Title Page 73
Format (IMT)
  • image/jpeg
File Name uhlib_1984_003_b057_f011_035_074.jpg

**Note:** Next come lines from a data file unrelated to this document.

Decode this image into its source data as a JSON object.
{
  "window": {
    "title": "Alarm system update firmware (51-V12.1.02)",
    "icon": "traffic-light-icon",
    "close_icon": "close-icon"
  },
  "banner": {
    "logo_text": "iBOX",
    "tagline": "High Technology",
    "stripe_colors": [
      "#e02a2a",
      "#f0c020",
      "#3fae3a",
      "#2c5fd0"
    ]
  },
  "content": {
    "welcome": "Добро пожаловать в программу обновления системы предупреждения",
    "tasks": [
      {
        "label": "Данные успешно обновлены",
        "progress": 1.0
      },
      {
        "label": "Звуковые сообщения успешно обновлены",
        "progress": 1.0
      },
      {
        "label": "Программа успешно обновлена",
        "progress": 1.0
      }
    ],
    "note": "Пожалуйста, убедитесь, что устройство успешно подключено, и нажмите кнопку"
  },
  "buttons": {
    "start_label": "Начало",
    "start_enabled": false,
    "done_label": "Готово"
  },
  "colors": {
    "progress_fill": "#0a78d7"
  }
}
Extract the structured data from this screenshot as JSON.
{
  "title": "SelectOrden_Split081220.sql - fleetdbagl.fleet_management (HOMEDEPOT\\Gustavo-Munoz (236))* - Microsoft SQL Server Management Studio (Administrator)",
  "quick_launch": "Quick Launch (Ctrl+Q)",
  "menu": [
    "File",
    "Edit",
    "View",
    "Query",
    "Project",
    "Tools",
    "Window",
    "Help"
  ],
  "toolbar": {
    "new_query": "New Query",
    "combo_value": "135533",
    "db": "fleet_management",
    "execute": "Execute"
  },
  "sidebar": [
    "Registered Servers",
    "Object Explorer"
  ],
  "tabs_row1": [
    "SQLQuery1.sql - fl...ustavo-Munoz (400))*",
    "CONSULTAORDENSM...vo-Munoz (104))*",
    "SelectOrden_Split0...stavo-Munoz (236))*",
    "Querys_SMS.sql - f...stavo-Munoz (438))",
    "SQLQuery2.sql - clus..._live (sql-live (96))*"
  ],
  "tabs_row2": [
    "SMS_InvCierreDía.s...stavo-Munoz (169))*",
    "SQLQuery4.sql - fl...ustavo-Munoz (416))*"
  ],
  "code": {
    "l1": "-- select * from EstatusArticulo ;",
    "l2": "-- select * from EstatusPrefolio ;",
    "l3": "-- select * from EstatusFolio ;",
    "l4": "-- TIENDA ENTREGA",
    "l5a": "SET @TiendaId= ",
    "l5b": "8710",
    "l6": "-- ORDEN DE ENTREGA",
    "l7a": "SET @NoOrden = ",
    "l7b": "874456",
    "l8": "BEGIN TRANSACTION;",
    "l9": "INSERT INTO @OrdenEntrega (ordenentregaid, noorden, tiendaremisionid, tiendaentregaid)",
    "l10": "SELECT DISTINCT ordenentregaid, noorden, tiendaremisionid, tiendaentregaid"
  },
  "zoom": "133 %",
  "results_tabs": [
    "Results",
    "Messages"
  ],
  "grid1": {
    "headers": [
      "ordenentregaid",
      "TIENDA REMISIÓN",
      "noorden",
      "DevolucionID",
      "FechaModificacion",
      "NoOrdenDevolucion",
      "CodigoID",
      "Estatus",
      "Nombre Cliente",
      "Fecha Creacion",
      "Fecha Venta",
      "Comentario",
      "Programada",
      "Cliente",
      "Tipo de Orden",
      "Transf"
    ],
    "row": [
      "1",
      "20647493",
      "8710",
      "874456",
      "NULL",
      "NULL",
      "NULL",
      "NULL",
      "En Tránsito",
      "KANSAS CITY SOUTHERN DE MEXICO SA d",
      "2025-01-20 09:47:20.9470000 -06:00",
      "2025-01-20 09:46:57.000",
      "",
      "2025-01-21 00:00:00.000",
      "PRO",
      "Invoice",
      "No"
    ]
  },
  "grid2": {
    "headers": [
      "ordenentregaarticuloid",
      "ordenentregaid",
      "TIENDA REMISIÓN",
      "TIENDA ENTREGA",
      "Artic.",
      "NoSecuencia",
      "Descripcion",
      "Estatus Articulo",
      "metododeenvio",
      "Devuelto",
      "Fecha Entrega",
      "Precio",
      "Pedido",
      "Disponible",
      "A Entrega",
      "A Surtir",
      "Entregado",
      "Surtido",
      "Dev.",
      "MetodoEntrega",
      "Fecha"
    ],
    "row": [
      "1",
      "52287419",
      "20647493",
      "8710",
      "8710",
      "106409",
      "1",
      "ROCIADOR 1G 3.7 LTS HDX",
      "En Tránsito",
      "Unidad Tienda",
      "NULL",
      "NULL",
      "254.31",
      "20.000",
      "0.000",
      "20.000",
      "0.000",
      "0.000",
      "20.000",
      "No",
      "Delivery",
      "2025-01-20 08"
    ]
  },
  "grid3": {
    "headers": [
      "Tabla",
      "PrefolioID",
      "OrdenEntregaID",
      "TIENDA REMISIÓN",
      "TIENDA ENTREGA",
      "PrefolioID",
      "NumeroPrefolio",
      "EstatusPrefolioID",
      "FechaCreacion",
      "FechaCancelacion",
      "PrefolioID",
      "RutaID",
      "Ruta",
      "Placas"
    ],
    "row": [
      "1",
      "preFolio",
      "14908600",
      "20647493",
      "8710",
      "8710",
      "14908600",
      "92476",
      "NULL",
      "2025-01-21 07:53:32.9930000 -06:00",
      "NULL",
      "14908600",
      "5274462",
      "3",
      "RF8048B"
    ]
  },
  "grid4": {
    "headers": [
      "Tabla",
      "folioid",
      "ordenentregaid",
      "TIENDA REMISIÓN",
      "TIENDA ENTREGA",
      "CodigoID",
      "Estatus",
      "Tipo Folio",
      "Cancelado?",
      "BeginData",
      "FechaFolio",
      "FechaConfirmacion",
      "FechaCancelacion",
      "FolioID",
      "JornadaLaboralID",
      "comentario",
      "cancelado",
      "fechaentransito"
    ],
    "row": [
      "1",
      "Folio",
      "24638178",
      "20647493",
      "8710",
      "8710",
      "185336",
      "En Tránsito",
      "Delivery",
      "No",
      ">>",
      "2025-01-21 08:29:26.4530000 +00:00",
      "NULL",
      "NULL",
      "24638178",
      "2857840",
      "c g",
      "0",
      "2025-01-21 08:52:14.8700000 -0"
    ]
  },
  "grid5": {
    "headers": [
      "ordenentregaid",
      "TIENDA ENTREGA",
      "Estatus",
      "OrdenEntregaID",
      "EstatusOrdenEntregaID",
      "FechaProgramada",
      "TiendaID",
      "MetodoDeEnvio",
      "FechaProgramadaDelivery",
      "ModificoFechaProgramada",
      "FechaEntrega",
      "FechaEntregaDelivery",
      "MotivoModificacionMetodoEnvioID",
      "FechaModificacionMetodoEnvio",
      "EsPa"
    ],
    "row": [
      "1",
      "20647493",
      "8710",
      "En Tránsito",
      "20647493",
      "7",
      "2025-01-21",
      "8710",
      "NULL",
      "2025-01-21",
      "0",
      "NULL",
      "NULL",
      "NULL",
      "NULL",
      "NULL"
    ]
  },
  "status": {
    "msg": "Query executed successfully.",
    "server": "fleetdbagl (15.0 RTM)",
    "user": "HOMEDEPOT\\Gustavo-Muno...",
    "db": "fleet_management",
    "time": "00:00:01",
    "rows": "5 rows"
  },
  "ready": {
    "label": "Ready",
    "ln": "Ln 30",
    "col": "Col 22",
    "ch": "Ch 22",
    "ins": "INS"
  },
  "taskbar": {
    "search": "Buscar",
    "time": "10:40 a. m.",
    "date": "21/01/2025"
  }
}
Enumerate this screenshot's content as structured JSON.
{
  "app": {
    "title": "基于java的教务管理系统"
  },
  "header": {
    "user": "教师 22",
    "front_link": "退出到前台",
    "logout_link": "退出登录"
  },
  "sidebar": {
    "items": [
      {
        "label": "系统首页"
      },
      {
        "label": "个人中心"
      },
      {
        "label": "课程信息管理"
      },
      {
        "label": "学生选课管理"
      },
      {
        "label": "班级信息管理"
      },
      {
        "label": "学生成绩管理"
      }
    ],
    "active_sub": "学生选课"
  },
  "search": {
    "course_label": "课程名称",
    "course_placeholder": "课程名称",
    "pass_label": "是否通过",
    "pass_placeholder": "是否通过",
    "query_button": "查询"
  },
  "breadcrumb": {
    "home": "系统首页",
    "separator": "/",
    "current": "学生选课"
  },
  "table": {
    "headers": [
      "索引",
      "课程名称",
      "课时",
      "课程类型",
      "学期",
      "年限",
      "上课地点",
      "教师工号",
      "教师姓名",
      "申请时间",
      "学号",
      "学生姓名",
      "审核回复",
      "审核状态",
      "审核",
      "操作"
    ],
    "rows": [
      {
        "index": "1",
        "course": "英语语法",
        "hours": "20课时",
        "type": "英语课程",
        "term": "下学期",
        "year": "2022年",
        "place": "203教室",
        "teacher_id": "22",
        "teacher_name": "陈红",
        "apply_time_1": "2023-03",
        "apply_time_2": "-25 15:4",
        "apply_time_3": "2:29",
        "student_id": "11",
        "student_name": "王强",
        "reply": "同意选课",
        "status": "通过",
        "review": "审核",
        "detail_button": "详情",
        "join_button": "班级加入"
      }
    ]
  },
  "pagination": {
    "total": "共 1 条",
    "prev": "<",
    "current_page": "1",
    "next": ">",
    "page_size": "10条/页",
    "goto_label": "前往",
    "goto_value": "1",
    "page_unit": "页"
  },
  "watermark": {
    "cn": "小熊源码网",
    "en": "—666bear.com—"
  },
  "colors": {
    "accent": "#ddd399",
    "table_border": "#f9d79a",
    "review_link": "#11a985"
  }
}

Transcript R-42 in Bin 401. They are so few. Never enough. But always a few to stand in the face of horror, to place their fragile bodies on the line for the rest of us. How they came to be born among us, these sanctified mutations, our children of wonder, perhaps we'll never understand. But they came when we needed them, and though they die for us, they do not die un- moumed. We consecrate our lives, our world, our future, to the holy memory of men and women like Alan Pryor. Paladins . . . guardians of the human race. QQ-42 in Bin 119. She bathed him and he slept. She thought he slept, but he only rested with his eyes closed. He watched her move around the conapt's misty interior, pruning and watering her bushes; watched her through slitted eyes. And when he was certain she was not in contact with anyone else, he sat up. Her back was to him. She was waxing the leaves of a bonsai. He sat up, naked in the misty pool of warm water, and he said, "You caused it." She did not turn. Her movements were precise and graceful. "I don't know what you mean," she said. But he knew she had caused it, and he said, "Yes, you do." The mist settled on v her hairless body and sparkled like frost. She ceased her activity and turned to him. "How could you do that?" He heard his voice; it sounded immature and bewildered. She sighed and shook her head very faintly, as though what he was saying was infintely saddening to her. Then the old paladin emerged from the mist and the shadows where he had been waiting, silently hoping this most sensitive of the sensitive children had not stumbled on the truth through the ineptitude of a judas on her first time out, knowing it was a futile hope, and prepared to do what had to be done. He was a very old paladin, who had been promised his freedom when he had prepared this woman to take over for him, and he was both furious at her midjudgement and desolate that his rest was that much further denied him. He stepped out of the shadows, slaughtered her with a thought, and turned to the young paladin in the mist pool. Alan Pryor looked into his face and saw what awaited him. He held up a hand. "At least let me understand why!" The old paladin sighed. Why not. "There are no attacks. It's all contrived." "No, that isn't so. l-A feel the pain ... I see the dar.kness coming through, the things, the spiracle ..." He shook his head. "All contrived. By sensitives like her, and me. We buy our lives. Judas sensitives. To keep you and others like you busy, for a cause. So we don't breed. So we don't multiply and take over. The ones who don't have the power, the non-sensitives, they knew from the first that we were the next step. They wouldn't let go; they'll never let go. So they contrived it all." Alan made a sudden lurch toward the edge of the mist-pool. The .old paladin burned him out; there was a wisp of dark, thin smoke from the ash-filled sockets that had been Alan Pryor's eyes; and the old paladin sighed once more before he began cataloging the parts of Alan Pryor's body that could be recycled in expectation of the next child born with the power. In that lonely place where Alan Pryor gave his life, there were no observers. - The attack came in an isolated, empty place where he was burned defending us. Now we lay his body to rest, with honor, swearing that he did not go un- mourned. With honor, to your final rest, Alan Pryor. Humanity will not forget. G-64in Bin 487. "There are no rules. Those who are in power make up the rules. So those out of favor are bound to break them." —Jose Ber Gel hard KENT BASH, illustrator of "The Executioner of the Malformed Children," is a Los Angeles-based artist whose work has been prominently displayed in museums and galleries throughout the world. His "California Suite" of paintings, fantastic examples of contemporary magic realism, have been lauded and collected by critics and devotees of fine art across the country. This is his second illustration of an Ellison story, the first having been commissioned by the author for "In the Fourth Year of the War," a fantasy that will appear in the forthcoming fifth issue of Gary Hoppenstand's Midnight Sun magazine. Robert Anton Wilson Bill Breiding Gary Farber Feb 16-18 1979 o OVS OUAKECO'V OUAKECON 540 CLAYTON ST. SAN FANCISCO, CA. 9 H I I 7 76 IGUANACON PROGRAM BOOK